[Data about app and page elements]
+===+

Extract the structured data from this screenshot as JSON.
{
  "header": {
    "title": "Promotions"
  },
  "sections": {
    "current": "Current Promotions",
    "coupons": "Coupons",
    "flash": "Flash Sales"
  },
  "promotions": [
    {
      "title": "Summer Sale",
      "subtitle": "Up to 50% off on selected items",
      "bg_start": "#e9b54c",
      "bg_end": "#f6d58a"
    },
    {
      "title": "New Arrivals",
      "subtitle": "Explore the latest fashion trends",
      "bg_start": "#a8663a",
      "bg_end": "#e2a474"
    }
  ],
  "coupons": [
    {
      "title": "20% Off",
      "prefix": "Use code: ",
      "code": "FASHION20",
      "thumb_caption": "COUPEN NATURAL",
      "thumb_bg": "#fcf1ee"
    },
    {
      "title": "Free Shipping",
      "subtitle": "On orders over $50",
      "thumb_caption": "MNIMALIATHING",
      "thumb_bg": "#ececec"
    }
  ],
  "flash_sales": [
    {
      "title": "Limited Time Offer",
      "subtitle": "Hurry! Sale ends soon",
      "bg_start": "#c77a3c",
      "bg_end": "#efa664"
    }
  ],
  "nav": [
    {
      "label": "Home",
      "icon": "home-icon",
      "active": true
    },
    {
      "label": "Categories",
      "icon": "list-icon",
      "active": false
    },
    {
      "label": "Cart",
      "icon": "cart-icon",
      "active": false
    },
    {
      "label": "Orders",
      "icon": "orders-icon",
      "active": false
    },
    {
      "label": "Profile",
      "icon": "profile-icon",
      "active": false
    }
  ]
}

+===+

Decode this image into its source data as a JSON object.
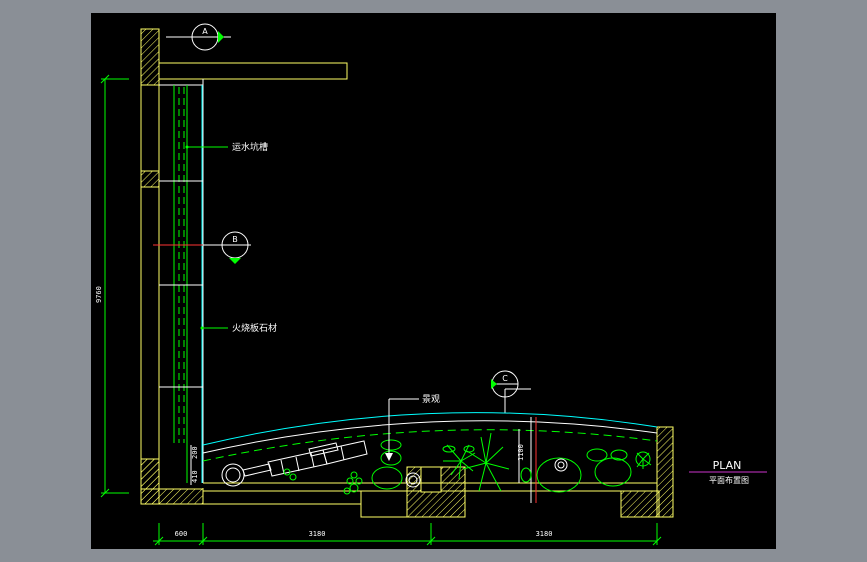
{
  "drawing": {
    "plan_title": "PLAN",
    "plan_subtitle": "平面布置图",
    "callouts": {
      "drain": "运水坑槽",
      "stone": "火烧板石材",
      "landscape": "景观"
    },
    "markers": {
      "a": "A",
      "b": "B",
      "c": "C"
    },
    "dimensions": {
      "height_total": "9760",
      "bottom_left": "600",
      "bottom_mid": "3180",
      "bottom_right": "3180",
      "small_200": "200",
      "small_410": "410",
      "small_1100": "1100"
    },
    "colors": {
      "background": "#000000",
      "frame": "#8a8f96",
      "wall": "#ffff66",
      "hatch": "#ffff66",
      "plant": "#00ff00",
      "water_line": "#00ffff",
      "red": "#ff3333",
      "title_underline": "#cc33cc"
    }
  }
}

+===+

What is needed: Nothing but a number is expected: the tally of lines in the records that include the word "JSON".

Result for this task: 2